Pioneer Passage: The Journey of Cornelia Rose Book 3 is the third but hopefully not the last of author J.F. Collen’s epic story of a journey across America, taken by Cornelia Rose and her family in the mid-1800s. Cornelia Rose has left her beloved family and her lovely home in Sing Sing, New York to dutifully follow her husband, Obadiah, who has recently been appointed a Federal Court Justice in the territory of Utah. To reach the great Salt Lake City required a dangerous and arduous wagon journey on the famous Oregon Trail where mountain crossings, deep river fords, restless Native Americans and dangerous animals await these intrepid emigrants. That is before we even consider the possible dangers awaiting the Wright family when they finally do reach Salt Lake City. Rumors abound that the Mormon Saints are determined to rule Utah as their very own Jerusalem and are prepared to do whatever it takes to keep the United States Federal authorities out of their promised land that they called the State of Deseret. The wagon train is comprised of simple emigrants from all walks of life, some headed for the promised free farmland of the Oregon territory, some Mormon “Saints” who like the Wrights are bound for Salt Lake City, and some who head all the way across the great plains of the Midwest, bound for California and gold. With just deep and abiding faith in their Lord, some rudimentary maps and guidebooks plus the indomitable pioneering spirit of independence, this eclectic collection of families and individuals must somehow work together and navigate the travails that lie ahead.

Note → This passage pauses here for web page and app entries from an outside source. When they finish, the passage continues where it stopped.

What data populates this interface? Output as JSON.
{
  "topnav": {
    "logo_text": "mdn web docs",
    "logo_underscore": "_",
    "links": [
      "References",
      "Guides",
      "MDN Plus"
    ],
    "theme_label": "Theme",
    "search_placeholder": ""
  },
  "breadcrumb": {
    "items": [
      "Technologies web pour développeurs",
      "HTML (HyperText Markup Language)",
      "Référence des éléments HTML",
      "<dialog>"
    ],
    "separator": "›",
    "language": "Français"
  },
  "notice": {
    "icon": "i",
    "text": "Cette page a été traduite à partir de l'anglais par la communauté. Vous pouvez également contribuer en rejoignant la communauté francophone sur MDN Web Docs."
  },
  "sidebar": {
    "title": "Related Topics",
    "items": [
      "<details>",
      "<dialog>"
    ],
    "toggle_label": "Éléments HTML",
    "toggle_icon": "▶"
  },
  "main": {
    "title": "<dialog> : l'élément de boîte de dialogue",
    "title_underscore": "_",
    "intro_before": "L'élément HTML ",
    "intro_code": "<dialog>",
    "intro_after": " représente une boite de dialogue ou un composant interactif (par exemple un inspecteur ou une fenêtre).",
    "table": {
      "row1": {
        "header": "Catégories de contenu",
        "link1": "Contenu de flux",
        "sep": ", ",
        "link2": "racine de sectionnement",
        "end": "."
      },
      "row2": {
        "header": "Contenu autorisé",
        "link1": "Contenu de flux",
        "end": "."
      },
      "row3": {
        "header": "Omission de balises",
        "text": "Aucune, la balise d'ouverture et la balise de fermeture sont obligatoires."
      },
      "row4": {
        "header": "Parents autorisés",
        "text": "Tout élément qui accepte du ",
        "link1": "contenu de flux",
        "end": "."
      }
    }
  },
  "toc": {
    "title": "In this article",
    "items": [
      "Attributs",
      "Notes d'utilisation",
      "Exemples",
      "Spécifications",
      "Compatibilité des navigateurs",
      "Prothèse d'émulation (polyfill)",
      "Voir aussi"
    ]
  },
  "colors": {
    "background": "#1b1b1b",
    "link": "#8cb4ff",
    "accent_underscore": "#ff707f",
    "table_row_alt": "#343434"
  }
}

Pioneer Passage is a truly delightful, meaty read that will satisfy any reader who enjoys an excellent adventure exceptionally well told. Having already read the second story in this saga, I was familiar with the principal characters of the Wright family and author J.F. Collen uses this iteration to expand on and emphasize the unique character and powerful faith of these early pioneers but more especially the women. Cornelia Rose is a woman ahead of her time; learned, well-read, opinionated, and skilled in the healing arts. Her need to be recognized, understood and listened to by men, especially her conservative and strict husband Obadiah, is a real highlight of this particular part of the story. I particularly enjoyed the interactions between Cornelia Rose and her male admirers who were all clearly besotted with the young wife’s beauty, charm, wit, and intelligence. Her handling of their advances was both amusing and, for the period, possibly even somewhat risqué.
What I particularly love about this author’s style is her ability to convey a wonderment and understanding of the physical environment the pioneers were passing through. Her prose is melodic, almost to the point of musicality and her descriptions vivid and real enough to transport the reader right into the wagon, alongside Nellie and her family, as they negotiate the dangers of the trail. One can truly feel the barrenness and spread of the western prairies, along with the power of the crystal-clear night sky through Collen’s melodic prose. I loved this story, as I did the second book, and I can only hope the author does not intend to end Nellie’s journey with their arrival in Salt Lake City. A fantastic read that I can highly recommend and one of the best I’ve had in a long time.